A simple step towards Decarbonisation, to be collectively Adopted by the Hospitality industry
Knowing the complex energy challenges of our country, the hotel industry may consider taking a phase off decision with regard to the use of charcoal in hotel restaurants, assuming there must be 5lakh tandoors, on a conservative estimate and demonstrate its green leadership for the country, and indeed globally as well.
Charcoal production causes deforestation, it is carcinogenic and therefore the hospitality industry must migrate from charcoal to gas based tandoor. Charcoal is carcinogenic and is adding to our climate crisis, more so for the vulnerable population in the country.
Cooking gas is odorless, though Ethyl Mercaptan is added for safety reasons for end users. I am just thinking aloud if the “charcoal aroma” can, by some benign means, be induced in gas to provide a substitute for the charcoal flavour which people like in tandoori food.
During the covid crisis, the vaccine was made by repurposing existing vaccines, as per our common understanding. Perhaps, time has come for some similar creativity in the blending process in gas, whereby we can eliminate the use of charcoal. Even if this does not happen, it is just a question of time before the use of gas becomes mandatory.
I am wondering whether catering to the taste of a few, which demands the use of charcoal, is worthwhile while compounding the Climate emergency challenge, which in turn impacts our monsoons, food security, sea level rises impact our coastal areas?
It’s a great opportunity for the hospitality industry to demonstrate its green proactive stance by collectively announcing a stop to the use of charcoal in the shortest time frame. In fact, 6 months are adequate to make any switch, and such a target is feasible within the present calendar year 2022. We will be setting a new benchmark for other countries for the benefit of the global common.Our forefathers articulated the word ‘Vasudev Kutumbakam’, the earth is my home.
We will do well to remember that environment pollution does not recognise political and geographical boundaries and it does not need any passport and visa. Following the policy of precautionary principle would be a sign of our collective wisdom.

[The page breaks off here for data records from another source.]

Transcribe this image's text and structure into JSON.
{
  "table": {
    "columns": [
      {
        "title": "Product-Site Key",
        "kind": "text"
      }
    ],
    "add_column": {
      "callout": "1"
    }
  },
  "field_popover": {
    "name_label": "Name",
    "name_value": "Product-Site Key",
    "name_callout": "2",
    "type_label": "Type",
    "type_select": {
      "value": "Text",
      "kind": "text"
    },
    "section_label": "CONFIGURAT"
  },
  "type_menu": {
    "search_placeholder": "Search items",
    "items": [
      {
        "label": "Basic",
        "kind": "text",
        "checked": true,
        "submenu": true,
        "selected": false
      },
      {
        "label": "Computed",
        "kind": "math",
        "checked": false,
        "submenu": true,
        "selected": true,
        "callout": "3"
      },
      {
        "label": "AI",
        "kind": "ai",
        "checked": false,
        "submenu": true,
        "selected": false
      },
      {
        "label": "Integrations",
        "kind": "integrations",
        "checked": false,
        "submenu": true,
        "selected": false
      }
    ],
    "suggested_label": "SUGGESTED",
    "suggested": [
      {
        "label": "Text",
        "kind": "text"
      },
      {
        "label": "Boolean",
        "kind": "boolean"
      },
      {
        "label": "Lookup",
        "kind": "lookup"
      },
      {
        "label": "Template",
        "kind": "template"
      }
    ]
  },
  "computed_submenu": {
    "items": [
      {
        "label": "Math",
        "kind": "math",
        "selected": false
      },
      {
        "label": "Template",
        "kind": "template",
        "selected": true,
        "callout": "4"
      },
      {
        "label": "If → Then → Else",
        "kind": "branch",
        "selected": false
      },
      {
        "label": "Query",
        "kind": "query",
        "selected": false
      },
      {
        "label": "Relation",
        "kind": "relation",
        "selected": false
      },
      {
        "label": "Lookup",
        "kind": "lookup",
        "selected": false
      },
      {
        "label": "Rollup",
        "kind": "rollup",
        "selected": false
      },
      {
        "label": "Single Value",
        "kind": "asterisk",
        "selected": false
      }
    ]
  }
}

And we may do well to remember what Daisaku Ikeda, president of Soka Gakkai International, has said:
“At the cost of few people’s luxuries and lifestyles, many have become vulnerable.”